[Start of section]
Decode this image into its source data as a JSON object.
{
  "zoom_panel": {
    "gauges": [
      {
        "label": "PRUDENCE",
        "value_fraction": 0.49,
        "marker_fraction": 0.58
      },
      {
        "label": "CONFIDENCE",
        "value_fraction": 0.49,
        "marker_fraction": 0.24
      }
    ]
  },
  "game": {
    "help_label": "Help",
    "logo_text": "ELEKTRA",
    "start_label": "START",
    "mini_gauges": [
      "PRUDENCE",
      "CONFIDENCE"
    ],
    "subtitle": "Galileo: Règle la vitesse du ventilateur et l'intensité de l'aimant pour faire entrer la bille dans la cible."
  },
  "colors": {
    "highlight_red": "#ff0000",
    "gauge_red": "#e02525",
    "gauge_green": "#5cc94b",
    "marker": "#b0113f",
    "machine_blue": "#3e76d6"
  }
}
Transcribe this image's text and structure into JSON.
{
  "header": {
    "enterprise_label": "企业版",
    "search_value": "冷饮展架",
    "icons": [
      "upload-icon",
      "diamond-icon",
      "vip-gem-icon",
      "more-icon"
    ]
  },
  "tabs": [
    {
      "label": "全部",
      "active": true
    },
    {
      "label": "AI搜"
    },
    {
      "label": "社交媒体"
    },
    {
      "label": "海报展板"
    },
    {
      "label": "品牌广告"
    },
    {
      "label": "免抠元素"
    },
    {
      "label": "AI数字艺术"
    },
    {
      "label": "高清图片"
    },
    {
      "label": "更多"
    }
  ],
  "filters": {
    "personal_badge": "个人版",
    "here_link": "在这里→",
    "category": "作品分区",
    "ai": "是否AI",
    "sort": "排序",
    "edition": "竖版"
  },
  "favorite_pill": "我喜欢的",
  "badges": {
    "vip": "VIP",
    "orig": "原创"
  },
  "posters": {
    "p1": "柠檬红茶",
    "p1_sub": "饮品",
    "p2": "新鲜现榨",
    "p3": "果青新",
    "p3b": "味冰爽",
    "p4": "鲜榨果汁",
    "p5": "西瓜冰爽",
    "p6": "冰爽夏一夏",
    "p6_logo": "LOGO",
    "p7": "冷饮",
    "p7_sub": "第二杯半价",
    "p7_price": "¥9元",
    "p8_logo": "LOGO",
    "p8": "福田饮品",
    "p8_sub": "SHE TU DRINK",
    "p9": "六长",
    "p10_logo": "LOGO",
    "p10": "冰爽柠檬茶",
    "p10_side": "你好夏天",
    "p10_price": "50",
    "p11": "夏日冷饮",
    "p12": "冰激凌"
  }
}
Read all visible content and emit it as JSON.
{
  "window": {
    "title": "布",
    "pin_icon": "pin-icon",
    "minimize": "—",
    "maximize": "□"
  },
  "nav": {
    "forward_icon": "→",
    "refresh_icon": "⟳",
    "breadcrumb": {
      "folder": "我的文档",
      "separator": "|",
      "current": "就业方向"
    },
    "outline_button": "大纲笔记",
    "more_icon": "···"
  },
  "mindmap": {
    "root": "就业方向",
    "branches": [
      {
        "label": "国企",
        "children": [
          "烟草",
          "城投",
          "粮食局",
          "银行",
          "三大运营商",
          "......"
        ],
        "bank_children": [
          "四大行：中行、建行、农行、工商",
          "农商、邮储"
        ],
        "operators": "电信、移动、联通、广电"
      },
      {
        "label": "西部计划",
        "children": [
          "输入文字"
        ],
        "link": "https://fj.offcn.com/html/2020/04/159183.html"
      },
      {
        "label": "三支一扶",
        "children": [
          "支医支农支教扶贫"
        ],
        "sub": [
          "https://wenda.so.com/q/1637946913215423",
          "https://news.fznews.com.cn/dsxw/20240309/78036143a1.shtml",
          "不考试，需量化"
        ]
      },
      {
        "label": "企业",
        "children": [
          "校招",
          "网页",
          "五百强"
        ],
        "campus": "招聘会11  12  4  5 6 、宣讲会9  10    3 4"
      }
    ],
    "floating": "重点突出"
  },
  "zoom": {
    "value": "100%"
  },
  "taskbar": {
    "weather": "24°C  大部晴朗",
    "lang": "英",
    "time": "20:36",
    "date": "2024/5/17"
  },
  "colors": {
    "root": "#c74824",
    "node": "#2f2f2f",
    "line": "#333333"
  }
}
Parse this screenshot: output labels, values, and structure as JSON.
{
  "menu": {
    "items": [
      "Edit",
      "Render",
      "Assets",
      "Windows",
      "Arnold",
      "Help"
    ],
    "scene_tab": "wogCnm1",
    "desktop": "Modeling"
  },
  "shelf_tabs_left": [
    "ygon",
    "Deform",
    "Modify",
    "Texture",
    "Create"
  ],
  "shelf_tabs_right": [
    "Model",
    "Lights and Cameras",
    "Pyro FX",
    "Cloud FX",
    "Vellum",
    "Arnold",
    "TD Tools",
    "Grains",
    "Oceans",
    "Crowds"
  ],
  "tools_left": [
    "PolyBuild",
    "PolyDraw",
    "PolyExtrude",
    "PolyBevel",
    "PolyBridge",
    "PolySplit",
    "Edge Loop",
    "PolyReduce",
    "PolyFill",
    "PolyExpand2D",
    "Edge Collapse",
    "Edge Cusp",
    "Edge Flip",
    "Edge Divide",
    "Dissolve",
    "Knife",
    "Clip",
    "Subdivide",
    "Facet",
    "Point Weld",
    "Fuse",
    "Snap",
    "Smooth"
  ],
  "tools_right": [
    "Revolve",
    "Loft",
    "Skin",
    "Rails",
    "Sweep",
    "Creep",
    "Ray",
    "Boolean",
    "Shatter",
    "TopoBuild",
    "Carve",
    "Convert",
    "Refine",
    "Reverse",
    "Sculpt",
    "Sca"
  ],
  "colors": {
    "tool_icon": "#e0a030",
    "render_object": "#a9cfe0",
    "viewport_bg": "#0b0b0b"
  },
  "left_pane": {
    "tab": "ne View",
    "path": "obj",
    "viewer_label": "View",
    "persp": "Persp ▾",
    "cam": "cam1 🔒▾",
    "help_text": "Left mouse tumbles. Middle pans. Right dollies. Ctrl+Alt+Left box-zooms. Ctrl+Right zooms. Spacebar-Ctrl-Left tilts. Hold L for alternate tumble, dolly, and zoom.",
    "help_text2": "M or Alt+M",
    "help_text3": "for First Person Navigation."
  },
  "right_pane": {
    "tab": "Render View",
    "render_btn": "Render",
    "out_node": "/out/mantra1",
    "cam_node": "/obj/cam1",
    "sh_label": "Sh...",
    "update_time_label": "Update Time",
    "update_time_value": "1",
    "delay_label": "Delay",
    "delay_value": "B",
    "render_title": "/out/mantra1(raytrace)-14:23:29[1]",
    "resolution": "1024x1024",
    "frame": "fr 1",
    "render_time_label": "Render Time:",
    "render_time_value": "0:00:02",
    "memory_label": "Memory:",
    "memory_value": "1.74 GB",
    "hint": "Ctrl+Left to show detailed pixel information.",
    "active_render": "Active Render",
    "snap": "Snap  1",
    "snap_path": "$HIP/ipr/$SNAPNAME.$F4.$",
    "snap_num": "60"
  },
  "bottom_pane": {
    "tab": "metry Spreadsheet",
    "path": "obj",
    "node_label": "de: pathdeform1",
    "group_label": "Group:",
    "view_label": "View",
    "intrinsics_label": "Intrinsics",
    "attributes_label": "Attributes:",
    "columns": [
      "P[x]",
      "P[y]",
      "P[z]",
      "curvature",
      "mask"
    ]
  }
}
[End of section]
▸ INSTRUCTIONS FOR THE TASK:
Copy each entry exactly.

▸ EXERCISE RESPONSE:
Decode this image into its source data as a JSON object.
{
  "zoom_panel": {
    "gauges": [
      {
        "label": "PRUDENCE",
        "value_fraction": 0.49,
        "marker_fraction": 0.58
      },
      {
        "label": "CONFIDENCE",
        "value_fraction": 0.49,
        "marker_fraction": 0.24
      }
    ]
  },
  "game": {
    "help_label": "Help",
    "logo_text": "ELEKTRA",
    "start_label": "START",
    "mini_gauges": [
      "PRUDENCE",
      "CONFIDENCE"
    ],
    "subtitle": "Galileo: Règle la vitesse du ventilateur et l'intensité de l'aimant pour faire entrer la bille dans la cible."
  },
  "colors": {
    "highlight_red": "#ff0000",
    "gauge_red": "#e02525",
    "gauge_green": "#5cc94b",
    "marker": "#b0113f",
    "machine_blue": "#3e76d6"
  }
}
Transcribe this image's text and structure into JSON.
{
  "header": {
    "enterprise_label": "企业版",
    "search_value": "冷饮展架",
    "icons": [
      "upload-icon",
      "diamond-icon",
      "vip-gem-icon",
      "more-icon"
    ]
  },
  "tabs": [
    {
      "label": "全部",
      "active": true
    },
    {
      "label": "AI搜"
    },
    {
      "label": "社交媒体"
    },
    {
      "label": "海报展板"
    },
    {
      "label": "品牌广告"
    },
    {
      "label": "免抠元素"
    },
    {
      "label": "AI数字艺术"
    },
    {
      "label": "高清图片"
    },
    {
      "label": "更多"
    }
  ],
  "filters": {
    "personal_badge": "个人版",
    "here_link": "在这里→",
    "category": "作品分区",
    "ai": "是否AI",
    "sort": "排序",
    "edition": "竖版"
  },
  "favorite_pill": "我喜欢的",
  "badges": {
    "vip": "VIP",
    "orig": "原创"
  },
  "posters": {
    "p1": "柠檬红茶",
    "p1_sub": "饮品",
    "p2": "新鲜现榨",
    "p3": "果青新",
    "p3b": "味冰爽",
    "p4": "鲜榨果汁",
    "p5": "西瓜冰爽",
    "p6": "冰爽夏一夏",
    "p6_logo": "LOGO",
    "p7": "冷饮",
    "p7_sub": "第二杯半价",
    "p7_price": "¥9元",
    "p8_logo": "LOGO",
    "p8": "福田饮品",
    "p8_sub": "SHE TU DRINK",
    "p9": "六长",
    "p10_logo": "LOGO",
    "p10": "冰爽柠檬茶",
    "p10_side": "你好夏天",
    "p10_price": "50",
    "p11": "夏日冷饮",
    "p12": "冰激凌"
  }
}
Read all visible content and emit it as JSON.
{
  "window": {
    "title": "布",
    "pin_icon": "pin-icon",
    "minimize": "—",
    "maximize": "□"
  },
  "nav": {
    "forward_icon": "→",
    "refresh_icon": "⟳",
    "breadcrumb": {
      "folder": "我的文档",
      "separator": "|",
      "current": "就业方向"
    },
    "outline_button": "大纲笔记",
    "more_icon": "···"
  },
  "mindmap": {
    "root": "就业方向",
    "branches": [
      {
        "label": "国企",
        "children": [
          "烟草",
          "城投",
          "粮食局",
          "银行",
          "三大运营商",
          "......"
        ],
        "bank_children": [
          "四大行：中行、建行、农行、工商",
          "农商、邮储"
        ],
        "operators": "电信、移动、联通、广电"
      },
      {
        "label": "西部计划",
        "children": [
          "输入文字"
        ],
        "link": "https://fj.offcn.com/html/2020/04/159183.html"
      },
      {
        "label": "三支一扶",
        "children": [
          "支医支农支教扶贫"
        ],
        "sub": [
          "https://wenda.so.com/q/1637946913215423",
          "https://news.fznews.com.cn/dsxw/20240309/78036143a1.shtml",
          "不考试，需量化"
        ]
      },
      {
        "label": "企业",
        "children": [
          "校招",
          "网页",
          "五百强"
        ],
        "campus": "招聘会11  12  4  5 6 、宣讲会9  10    3 4"
      }
    ],
    "floating": "重点突出"
  },
  "zoom": {
    "value": "100%"
  },
  "taskbar": {
    "weather": "24°C  大部晴朗",
    "lang": "英",
    "time": "20:36",
    "date": "2024/5/17"
  },
  "colors": {
    "root": "#c74824",
    "node": "#2f2f2f",
    "line": "#333333"
  }
}
Parse this screenshot: output labels, values, and structure as JSON.
{
  "menu": {
    "items": [
      "Edit",
      "Render",
      "Assets",
      "Windows",
      "Arnold",
      "Help"
    ],
    "scene_tab": "wogCnm1",
    "desktop": "Modeling"
  },
  "shelf_tabs_left": [
    "ygon",
    "Deform",
    "Modify",
    "Texture",
    "Create"
  ],
  "shelf_tabs_right": [
    "Model",
    "Lights and Cameras",
    "Pyro FX",
    "Cloud FX",
    "Vellum",
    "Arnold",
    "TD Tools",
    "Grains",
    "Oceans",
    "Crowds"
  ],
  "tools_left": [
    "PolyBuild",
    "PolyDraw",
    "PolyExtrude",
    "PolyBevel",
    "PolyBridge",
    "PolySplit",
    "Edge Loop",
    "PolyReduce",
    "PolyFill",
    "PolyExpand2D",
    "Edge Collapse",
    "Edge Cusp",
    "Edge Flip",
    "Edge Divide",
    "Dissolve",
    "Knife",
    "Clip",
    "Subdivide",
    "Facet",
    "Point Weld",
    "Fuse",
    "Snap",
    "Smooth"
  ],
  "tools_right": [
    "Revolve",
    "Loft",
    "Skin",
    "Rails",
    "Sweep",
    "Creep",
    "Ray",
    "Boolean",
    "Shatter",
    "TopoBuild",
    "Carve",
    "Convert",
    "Refine",
    "Reverse",
    "Sculpt",
    "Sca"
  ],
  "colors": {
    "tool_icon": "#e0a030",
    "render_object": "#a9cfe0",
    "viewport_bg": "#0b0b0b"
  },
  "left_pane": {
    "tab": "ne View",
    "path": "obj",
    "viewer_label": "View",
    "persp": "Persp ▾",
    "cam": "cam1 🔒▾",
    "help_text": "Left mouse tumbles. Middle pans. Right dollies. Ctrl+Alt+Left box-zooms. Ctrl+Right zooms. Spacebar-Ctrl-Left tilts. Hold L for alternate tumble, dolly, and zoom.",
    "help_text2": "M or Alt+M",
    "help_text3": "for First Person Navigation."
  },
  "right_pane": {
    "tab": "Render View",
    "render_btn": "Render",
    "out_node": "/out/mantra1",
    "cam_node": "/obj/cam1",
    "sh_label": "Sh...",
    "update_time_label": "Update Time",
    "update_time_value": "1",
    "delay_label": "Delay",
    "delay_value": "B",
    "render_title": "/out/mantra1(raytrace)-14:23:29[1]",
    "resolution": "1024x1024",
    "frame": "fr 1",
    "render_time_label": "Render Time:",
    "render_time_value": "0:00:02",
    "memory_label": "Memory:",
    "memory_value": "1.74 GB",
    "hint": "Ctrl+Left to show detailed pixel information.",
    "active_render": "Active Render",
    "snap": "Snap  1",
    "snap_path": "$HIP/ipr/$SNAPNAME.$F4.$",
    "snap_num": "60"
  },
  "bottom_pane": {
    "tab": "metry Spreadsheet",
    "path": "obj",
    "node_label": "de: pathdeform1",
    "group_label": "Group:",
    "view_label": "View",
    "intrinsics_label": "Intrinsics",
    "attributes_label": "Attributes:",
    "columns": [
      "P[x]",
      "P[y]",
      "P[z]",
      "curvature",
      "mask"
    ]
  }
}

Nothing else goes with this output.